Mid-pandemic. A prospect who had last been met with years ago, and the contact report said, basically, “not gonna happen.” A series of email conversations and check-ins during a time when inboxes were maxed out.
At first glance, most would say the odds were working against Natalee Martin and Josh Cantor, two directors of development at the University of Connecticut, as they worked jointly to cultivate a PhD alumna living and working in the pharmaceutical industry in Boston.
This is a story of lemons and lemonade. And the first full-tuition scholarship at the UConn School of Medicine, solicited, established, and celebrated 100% remotely.
How? Strong prospecting. Seamless collaboration. And flawless follow-up.
First things first. Natalee and Josh are expert prospectors. They are frequent users of EverTrue, and they both have their go-to searches that mine out new prospects to fill out trips around anchor visits. Natalee and Josh usually drill down by changes in job title, wealthy neighborhood dwellers, recent increases in annual gifts, and folks who haven’t been contacted in a while.

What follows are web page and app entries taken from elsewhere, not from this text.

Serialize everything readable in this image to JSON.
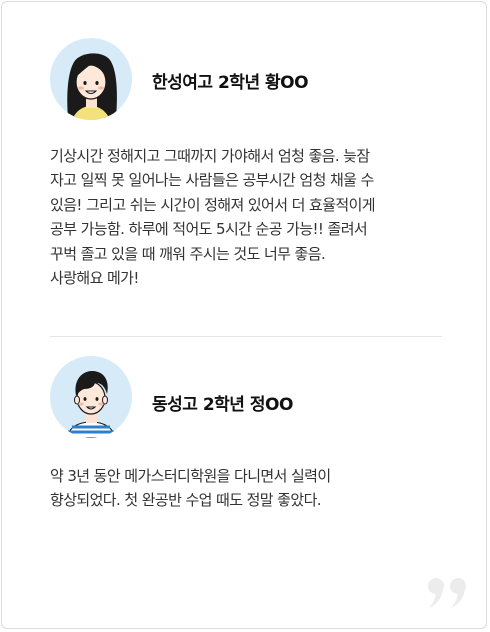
{
  "reviews": [
    {
      "name": "한성여고 2학년 황OO",
      "avatar": "female-student-avatar",
      "text": "기상시간 정해지고 그때까지 가야해서 엄청 좋음. 늦잠\n자고 일찍 못 일어나는 사람들은 공부시간 엄청 채울 수\n있음! 그리고 쉬는 시간이 정해져 있어서 더 효율적이게\n공부 가능함. 하루에 적어도 5시간 순공 가능!! 졸려서\n꾸벅 졸고 있을 때 깨워 주시는 것도 너무 좋음.\n사랑해요 메가!"
    },
    {
      "name": "동성고 2학년 정OO",
      "avatar": "male-student-avatar",
      "text": "약 3년 동안 메가스터디학원을 다니면서 실력이\n향상되었다. 첫 완공반 수업 때도 정말 좋았다."
    }
  ],
  "icons": {
    "quote": "closing-quote-icon"
  },
  "colors": {
    "avatar_bg": "#d6ebf7",
    "stripe": "#2a7fcf",
    "quote": "#ececec"
  }
}
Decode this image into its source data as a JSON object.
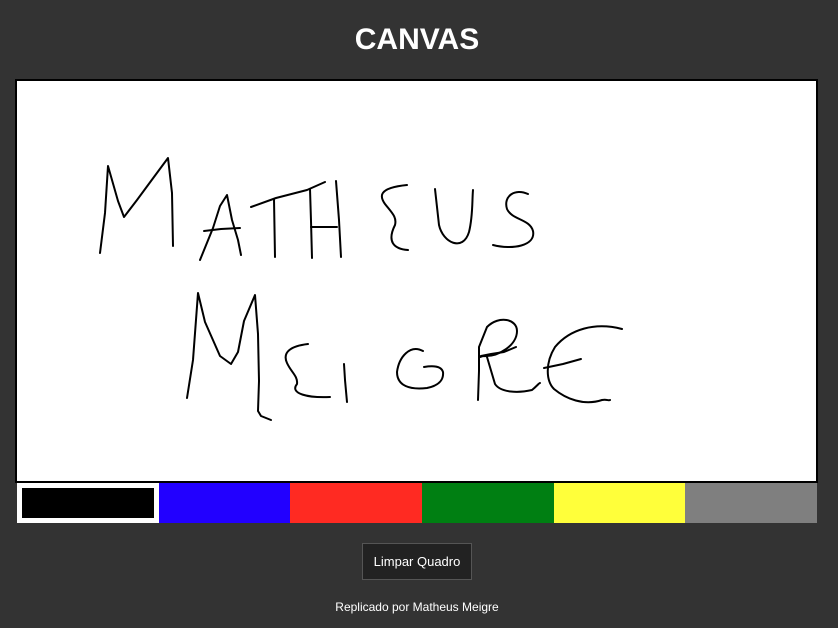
{
  "header": {
    "title": "CANVAS"
  },
  "canvas": {
    "background": "#ffffff",
    "stroke_color": "#000000"
  },
  "palette": {
    "selected_index": 0,
    "colors": [
      "#000000",
      "#2200ff",
      "#ff2a22",
      "#007f12",
      "#ffff3a",
      "#7f7f7f"
    ]
  },
  "actions": {
    "clear_label": "Limpar Quadro"
  },
  "footer": {
    "credit": "Replicado por Matheus Meigre"
  }
}
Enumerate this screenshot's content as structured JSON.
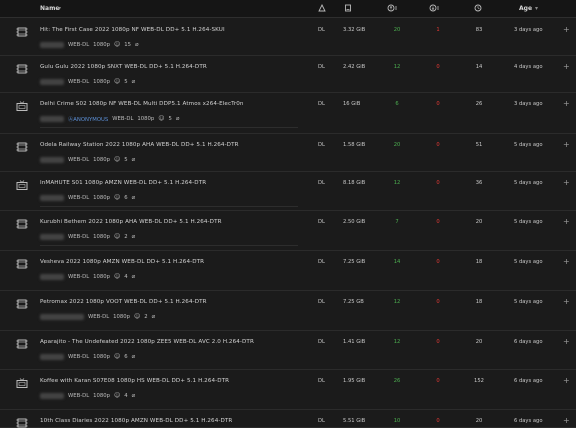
{
  "header": {
    "name": "Name",
    "age": "Age",
    "sort_icon": "sort-caret-icon",
    "icons": [
      "indexer-icon",
      "size-icon",
      "seeders-icon",
      "leechers-icon",
      "grabs-icon"
    ]
  },
  "rows": [
    {
      "type": "film-icon",
      "title": "Hit: The First Case 2022 1080p NF WEB-DL DD+ 5.1 H.264-SKUI",
      "sub": [
        "WEB-DL",
        "1080p",
        "15"
      ],
      "indexer": "DL",
      "size": "3.32 GiB",
      "seeders": "20",
      "leechers": "1",
      "grabs": "83",
      "age": "3 days ago"
    },
    {
      "type": "film-icon",
      "title": "Gulu Gulu 2022 1080p SNXT WEB-DL DD+ 5.1 H.264-DTR",
      "sub": [
        "WEB-DL",
        "1080p",
        "5"
      ],
      "indexer": "DL",
      "size": "2.42 GiB",
      "seeders": "12",
      "leechers": "0",
      "grabs": "14",
      "age": "4 days ago"
    },
    {
      "type": "tv-icon",
      "title": "Delhi Crime S02 1080p NF WEB-DL Multi DDP5.1 Atmos x264-ElecTr0n",
      "sub": [
        "ANONYMOUS",
        "WEB-DL",
        "1080p",
        "5"
      ],
      "indexer": "DL",
      "size": "16 GiB",
      "seeders": "6",
      "leechers": "0",
      "grabs": "26",
      "age": "3 days ago"
    },
    {
      "type": "film-icon",
      "title": "Odela Railway Station 2022 1080p AHA WEB-DL DD+ 5.1 H.264-DTR",
      "sub": [
        "WEB-DL",
        "1080p",
        "5"
      ],
      "indexer": "DL",
      "size": "1.58 GiB",
      "seeders": "20",
      "leechers": "0",
      "grabs": "51",
      "age": "5 days ago"
    },
    {
      "type": "tv-icon",
      "title": "InMAHUTE S01 1080p AMZN WEB-DL DD+ 5.1 H.264-DTR",
      "sub": [
        "WEB-DL",
        "1080p",
        "6"
      ],
      "indexer": "DL",
      "size": "8.18 GiB",
      "seeders": "12",
      "leechers": "0",
      "grabs": "36",
      "age": "5 days ago"
    },
    {
      "type": "film-icon",
      "title": "Kurubhi Bethem 2022 1080p AHA WEB-DL DD+ 5.1 H.264-DTR",
      "sub": [
        "WEB-DL",
        "1080p",
        "2"
      ],
      "indexer": "DL",
      "size": "2.50 GiB",
      "seeders": "7",
      "leechers": "0",
      "grabs": "20",
      "age": "5 days ago"
    },
    {
      "type": "film-icon",
      "title": "Vesheva 2022 1080p AMZN WEB-DL DD+ 5.1 H.264-DTR",
      "sub": [
        "WEB-DL",
        "1080p",
        "4"
      ],
      "indexer": "DL",
      "size": "7.25 GiB",
      "seeders": "14",
      "leechers": "0",
      "grabs": "18",
      "age": "5 days ago"
    },
    {
      "type": "film-icon",
      "title": "Petromax 2022 1080p VOOT WEB-DL DD+ 5.1 H.264-DTR",
      "sub": [
        "WEB-DL",
        "1080p",
        "2"
      ],
      "indexer": "DL",
      "size": "7.25 GB",
      "seeders": "12",
      "leechers": "0",
      "grabs": "18",
      "age": "5 days ago"
    },
    {
      "type": "film-icon",
      "title": "Aparajito - The Undefeated 2022 1080p ZEE5 WEB-DL AVC 2.0 H.264-DTR",
      "sub": [
        "WEB-DL",
        "1080p",
        "6"
      ],
      "indexer": "DL",
      "size": "1.41 GiB",
      "seeders": "12",
      "leechers": "0",
      "grabs": "20",
      "age": "6 days ago"
    },
    {
      "type": "tv-icon",
      "title": "Koffee with Karan S07E08 1080p HS WEB-DL DD+ 5.1 H.264-DTR",
      "sub": [
        "WEB-DL",
        "1080p",
        "4"
      ],
      "indexer": "DL",
      "size": "1.95 GiB",
      "seeders": "26",
      "leechers": "0",
      "grabs": "152",
      "age": "6 days ago"
    },
    {
      "type": "film-icon",
      "title": "10th Class Diaries 2022 1080p AMZN WEB-DL DD+ 5.1 H.264-DTR",
      "sub": [],
      "indexer": "DL",
      "size": "5.51 GiB",
      "seeders": "10",
      "leechers": "0",
      "grabs": "20",
      "age": "6 days ago"
    }
  ]
}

Their quick filtering and automatic alerts in EverTrue helped them to find a person who met with a former UConn gift officer years back. That development officer filed a contact report from the meeting indicated low inclination and low capacity. But the donor’s job title and sporadic but generous annual gifts prompted Natalee and Josh to re-open the door.
It’s worth noting that Natalee is a gift officer for UConn Health. Josh is a Boston-based regional gift officer reporting to the central advancement team. They’re used to collaborating on trips together, tagging each other with pertinent notes on prospects’ profiles, and building shared prospect lists in EverTrue. They cooked up a shared cultivation strategy, asked the prospect for a joint meeting in June 2019, and she immediately accepted.
That June 2019 conversation was pretty stellar. Like, one of those meetings where you’re left wondering “How on earth did this person end up sitting in the thick cloud of prospects-who-never-got-a-follow-up-visit?” This prospect received a medical degree in China and wanted to come to America to complete her PhD. Her parents paid for 18 stamps to maiI 18 applications. She got rejected from 17 schools. UConn was the eighteenth, and her only letter of acceptance. After their first conversation with this prospect, it was clear that the capacity and inclination was higher than their former colleague had indicated. Josh closed the meeting with a simple but essential question: “How do you want us to keep in touch with you?”
So, keep in touch, they did. And they did it consistently and effectively, regularly sharing articles from the School of Medicine that aligned with the prospect’s interests. When Natalee and Josh got launched into remote work in March 2020, they had laid a strong foundation to continue the relationship in the virtual realm. They scheduled a joint Zoom meeting with the prospect.
On this Zoom meeting, Natalee and Josh asked another key question that all gift officers should add to their repertoire: “Take money out of the equation. What kind of impact do you want to have here?”
The prospect knew that she wanted to establish a full scholarship for a PhD. She named the scholarship after the faculty member who supervised her thesis, and she asked to remain completely anonymous. She was thrilled to be able to establish a full-tuition scholarship to support the type of student that she had been.
Natalee and Josh closed the first full scholarship for a PhD student, and the very first scholarship at the School of Medicine, and they did it all entirely remotely.
The key takeaways of this story are:
- Get creative with your prospecting. Look beyond your anchor visit. Who’s nearby and looks like a high-potential prospect? (You can do this even when you’re not traveling.)
- Collaborate. It’s even more important during remote times. And there are tech-enabled ways to make it seamless. Take advantage of the no-travel phase and loop in your school-based colleague, a faculty member, a Dean to bring more value to your conversations.
- Follow through. Don’t lose your prospects to the nebulous void of forgotten follow-up. This gets easier with tools like EverTrue that automatically alert gift officers when a prospect is overdue for an email or phone call, or has been sitting in the “Qualification” stage for too long.
Closing during a pandemic is entirely possible, and can be efficient, effective, and impactful if you make the best use of the tech tools that empower the process. Nice work, Natalee and Josh!